What is a chipset?
In a computer system, a chipset is a set of electronic components in an integrated circuit that manages the data flow between the processor, memory and peripherals. It is usually found on the motherboard. Chipsets are usually designed to work with a specific family of microprocessors. Because it controls communications between the processor and external devices, the chipset plays a crucial role in determining system performance.
In home computers, game consoles and arcade game hardware of the 1980s and 1990s, the term chipset was used for the custom audio and graphics chips.
Based on Intel Pentium-class microprocessors, the term chipset often refers to a specific pair of chips on the motherboard: the northbridge and the southbridge. The northbridge links the CPU to very high-speed devices, especially RAM and graphics controllers, and the southbridge connects to lower-speed peripheral buses .
In many modern chipsets, the southbridge contains some on-chip integrated peripherals, such as Ethernet, USB, and audio devices.
The manufacturer of a chipset often is independent from the manufacturer of the motherboard
In the 1980s, Chips and Technologies pioneered the manufacturing of chipsets for PC-compatible computers.
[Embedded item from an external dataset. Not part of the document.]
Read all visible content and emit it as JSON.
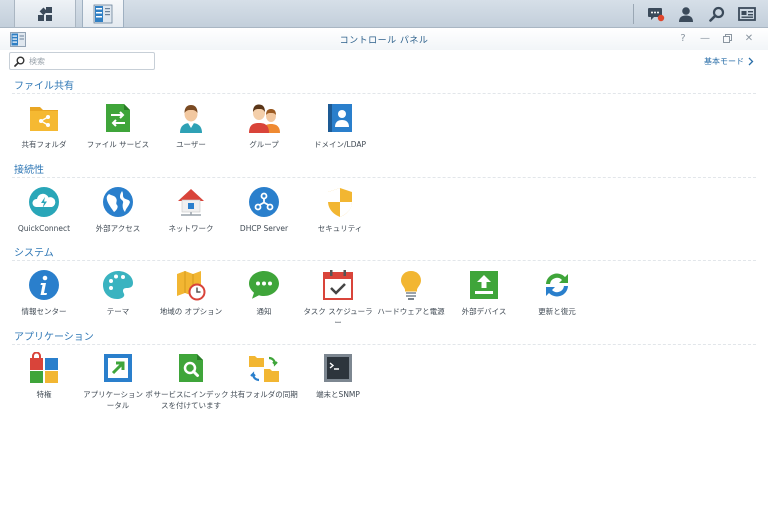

Computer systems produced since then often share commonly used chipsets, even across widely disparate computing specialties.